Provided information:
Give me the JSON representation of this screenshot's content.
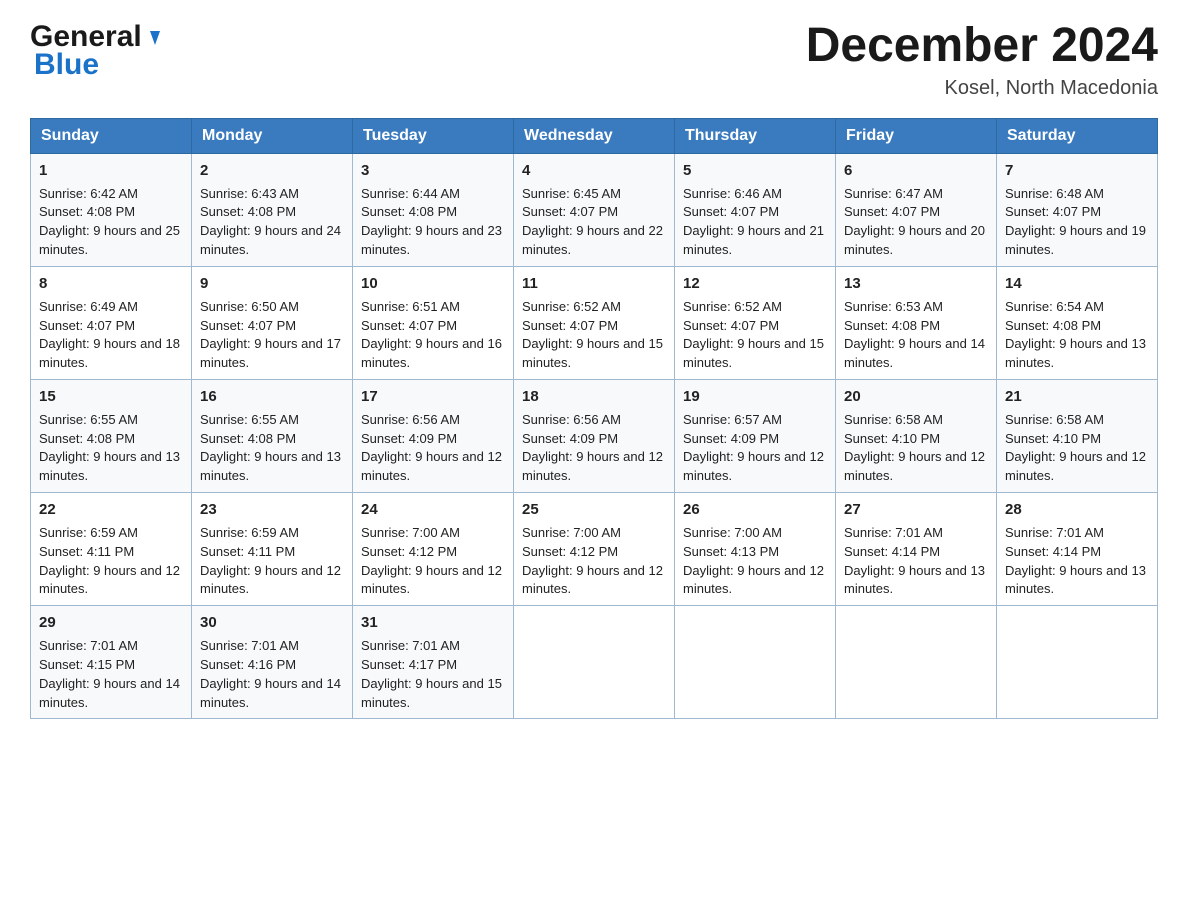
{
  "header": {
    "logo_general": "General",
    "logo_blue": "Blue",
    "title": "December 2024",
    "subtitle": "Kosel, North Macedonia"
  },
  "calendar": {
    "days_of_week": [
      "Sunday",
      "Monday",
      "Tuesday",
      "Wednesday",
      "Thursday",
      "Friday",
      "Saturday"
    ],
    "weeks": [
      [
        {
          "day": "1",
          "sunrise": "6:42 AM",
          "sunset": "4:08 PM",
          "daylight": "9 hours and 25 minutes."
        },
        {
          "day": "2",
          "sunrise": "6:43 AM",
          "sunset": "4:08 PM",
          "daylight": "9 hours and 24 minutes."
        },
        {
          "day": "3",
          "sunrise": "6:44 AM",
          "sunset": "4:08 PM",
          "daylight": "9 hours and 23 minutes."
        },
        {
          "day": "4",
          "sunrise": "6:45 AM",
          "sunset": "4:07 PM",
          "daylight": "9 hours and 22 minutes."
        },
        {
          "day": "5",
          "sunrise": "6:46 AM",
          "sunset": "4:07 PM",
          "daylight": "9 hours and 21 minutes."
        },
        {
          "day": "6",
          "sunrise": "6:47 AM",
          "sunset": "4:07 PM",
          "daylight": "9 hours and 20 minutes."
        },
        {
          "day": "7",
          "sunrise": "6:48 AM",
          "sunset": "4:07 PM",
          "daylight": "9 hours and 19 minutes."
        }
      ],
      [
        {
          "day": "8",
          "sunrise": "6:49 AM",
          "sunset": "4:07 PM",
          "daylight": "9 hours and 18 minutes."
        },
        {
          "day": "9",
          "sunrise": "6:50 AM",
          "sunset": "4:07 PM",
          "daylight": "9 hours and 17 minutes."
        },
        {
          "day": "10",
          "sunrise": "6:51 AM",
          "sunset": "4:07 PM",
          "daylight": "9 hours and 16 minutes."
        },
        {
          "day": "11",
          "sunrise": "6:52 AM",
          "sunset": "4:07 PM",
          "daylight": "9 hours and 15 minutes."
        },
        {
          "day": "12",
          "sunrise": "6:52 AM",
          "sunset": "4:07 PM",
          "daylight": "9 hours and 15 minutes."
        },
        {
          "day": "13",
          "sunrise": "6:53 AM",
          "sunset": "4:08 PM",
          "daylight": "9 hours and 14 minutes."
        },
        {
          "day": "14",
          "sunrise": "6:54 AM",
          "sunset": "4:08 PM",
          "daylight": "9 hours and 13 minutes."
        }
      ],
      [
        {
          "day": "15",
          "sunrise": "6:55 AM",
          "sunset": "4:08 PM",
          "daylight": "9 hours and 13 minutes."
        },
        {
          "day": "16",
          "sunrise": "6:55 AM",
          "sunset": "4:08 PM",
          "daylight": "9 hours and 13 minutes."
        },
        {
          "day": "17",
          "sunrise": "6:56 AM",
          "sunset": "4:09 PM",
          "daylight": "9 hours and 12 minutes."
        },
        {
          "day": "18",
          "sunrise": "6:56 AM",
          "sunset": "4:09 PM",
          "daylight": "9 hours and 12 minutes."
        },
        {
          "day": "19",
          "sunrise": "6:57 AM",
          "sunset": "4:09 PM",
          "daylight": "9 hours and 12 minutes."
        },
        {
          "day": "20",
          "sunrise": "6:58 AM",
          "sunset": "4:10 PM",
          "daylight": "9 hours and 12 minutes."
        },
        {
          "day": "21",
          "sunrise": "6:58 AM",
          "sunset": "4:10 PM",
          "daylight": "9 hours and 12 minutes."
        }
      ],
      [
        {
          "day": "22",
          "sunrise": "6:59 AM",
          "sunset": "4:11 PM",
          "daylight": "9 hours and 12 minutes."
        },
        {
          "day": "23",
          "sunrise": "6:59 AM",
          "sunset": "4:11 PM",
          "daylight": "9 hours and 12 minutes."
        },
        {
          "day": "24",
          "sunrise": "7:00 AM",
          "sunset": "4:12 PM",
          "daylight": "9 hours and 12 minutes."
        },
        {
          "day": "25",
          "sunrise": "7:00 AM",
          "sunset": "4:12 PM",
          "daylight": "9 hours and 12 minutes."
        },
        {
          "day": "26",
          "sunrise": "7:00 AM",
          "sunset": "4:13 PM",
          "daylight": "9 hours and 12 minutes."
        },
        {
          "day": "27",
          "sunrise": "7:01 AM",
          "sunset": "4:14 PM",
          "daylight": "9 hours and 13 minutes."
        },
        {
          "day": "28",
          "sunrise": "7:01 AM",
          "sunset": "4:14 PM",
          "daylight": "9 hours and 13 minutes."
        }
      ],
      [
        {
          "day": "29",
          "sunrise": "7:01 AM",
          "sunset": "4:15 PM",
          "daylight": "9 hours and 14 minutes."
        },
        {
          "day": "30",
          "sunrise": "7:01 AM",
          "sunset": "4:16 PM",
          "daylight": "9 hours and 14 minutes."
        },
        {
          "day": "31",
          "sunrise": "7:01 AM",
          "sunset": "4:17 PM",
          "daylight": "9 hours and 15 minutes."
        },
        null,
        null,
        null,
        null
      ]
    ]
  }
}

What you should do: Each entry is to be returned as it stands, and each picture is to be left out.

Task result:
Give me the JSON representation of this screenshot's content.
{
  "header": {
    "logo_general": "General",
    "logo_blue": "Blue",
    "title": "December 2024",
    "subtitle": "Kosel, North Macedonia"
  },
  "calendar": {
    "days_of_week": [
      "Sunday",
      "Monday",
      "Tuesday",
      "Wednesday",
      "Thursday",
      "Friday",
      "Saturday"
    ],
    "weeks": [
      [
        {
          "day": "1",
          "sunrise": "6:42 AM",
          "sunset": "4:08 PM",
          "daylight": "9 hours and 25 minutes."
        },
        {
          "day": "2",
          "sunrise": "6:43 AM",
          "sunset": "4:08 PM",
          "daylight": "9 hours and 24 minutes."
        },
        {
          "day": "3",
          "sunrise": "6:44 AM",
          "sunset": "4:08 PM",
          "daylight": "9 hours and 23 minutes."
        },
        {
          "day": "4",
          "sunrise": "6:45 AM",
          "sunset": "4:07 PM",
          "daylight": "9 hours and 22 minutes."
        },
        {
          "day": "5",
          "sunrise": "6:46 AM",
          "sunset": "4:07 PM",
          "daylight": "9 hours and 21 minutes."
        },
        {
          "day": "6",
          "sunrise": "6:47 AM",
          "sunset": "4:07 PM",
          "daylight": "9 hours and 20 minutes."
        },
        {
          "day": "7",
          "sunrise": "6:48 AM",
          "sunset": "4:07 PM",
          "daylight": "9 hours and 19 minutes."
        }
      ],
      [
        {
          "day": "8",
          "sunrise": "6:49 AM",
          "sunset": "4:07 PM",
          "daylight": "9 hours and 18 minutes."
        },
        {
          "day": "9",
          "sunrise": "6:50 AM",
          "sunset": "4:07 PM",
          "daylight": "9 hours and 17 minutes."
        },
        {
          "day": "10",
          "sunrise": "6:51 AM",
          "sunset": "4:07 PM",
          "daylight": "9 hours and 16 minutes."
        },
        {
          "day": "11",
          "sunrise": "6:52 AM",
          "sunset": "4:07 PM",
          "daylight": "9 hours and 15 minutes."
        },
        {
          "day": "12",
          "sunrise": "6:52 AM",
          "sunset": "4:07 PM",
          "daylight": "9 hours and 15 minutes."
        },
        {
          "day": "13",
          "sunrise": "6:53 AM",
          "sunset": "4:08 PM",
          "daylight": "9 hours and 14 minutes."
        },
        {
          "day": "14",
          "sunrise": "6:54 AM",
          "sunset": "4:08 PM",
          "daylight": "9 hours and 13 minutes."
        }
      ],
      [
        {
          "day": "15",
          "sunrise": "6:55 AM",
          "sunset": "4:08 PM",
          "daylight": "9 hours and 13 minutes."
        },
        {
          "day": "16",
          "sunrise": "6:55 AM",
          "sunset": "4:08 PM",
          "daylight": "9 hours and 13 minutes."
        },
        {
          "day": "17",
          "sunrise": "6:56 AM",
          "sunset": "4:09 PM",
          "daylight": "9 hours and 12 minutes."
        },
        {
          "day": "18",
          "sunrise": "6:56 AM",
          "sunset": "4:09 PM",
          "daylight": "9 hours and 12 minutes."
        },
        {
          "day": "19",
          "sunrise": "6:57 AM",
          "sunset": "4:09 PM",
          "daylight": "9 hours and 12 minutes."
        },
        {
          "day": "20",
          "sunrise": "6:58 AM",
          "sunset": "4:10 PM",
          "daylight": "9 hours and 12 minutes."
        },
        {
          "day": "21",
          "sunrise": "6:58 AM",
          "sunset": "4:10 PM",
          "daylight": "9 hours and 12 minutes."
        }
      ],
      [
        {
          "day": "22",
          "sunrise": "6:59 AM",
          "sunset": "4:11 PM",
          "daylight": "9 hours and 12 minutes."
        },
        {
          "day": "23",
          "sunrise": "6:59 AM",
          "sunset": "4:11 PM",
          "daylight": "9 hours and 12 minutes."
        },
        {
          "day": "24",
          "sunrise": "7:00 AM",
          "sunset": "4:12 PM",
          "daylight": "9 hours and 12 minutes."
        },
        {
          "day": "25",
          "sunrise": "7:00 AM",
          "sunset": "4:12 PM",
          "daylight": "9 hours and 12 minutes."
        },
        {
          "day": "26",
          "sunrise": "7:00 AM",
          "sunset": "4:13 PM",
          "daylight": "9 hours and 12 minutes."
        },
        {
          "day": "27",
          "sunrise": "7:01 AM",
          "sunset": "4:14 PM",
          "daylight": "9 hours and 13 minutes."
        },
        {
          "day": "28",
          "sunrise": "7:01 AM",
          "sunset": "4:14 PM",
          "daylight": "9 hours and 13 minutes."
        }
      ],
      [
        {
          "day": "29",
          "sunrise": "7:01 AM",
          "sunset": "4:15 PM",
          "daylight": "9 hours and 14 minutes."
        },
        {
          "day": "30",
          "sunrise": "7:01 AM",
          "sunset": "4:16 PM",
          "daylight": "9 hours and 14 minutes."
        },
        {
          "day": "31",
          "sunrise": "7:01 AM",
          "sunset": "4:17 PM",
          "daylight": "9 hours and 15 minutes."
        },
        null,
        null,
        null,
        null
      ]
    ]
  }
}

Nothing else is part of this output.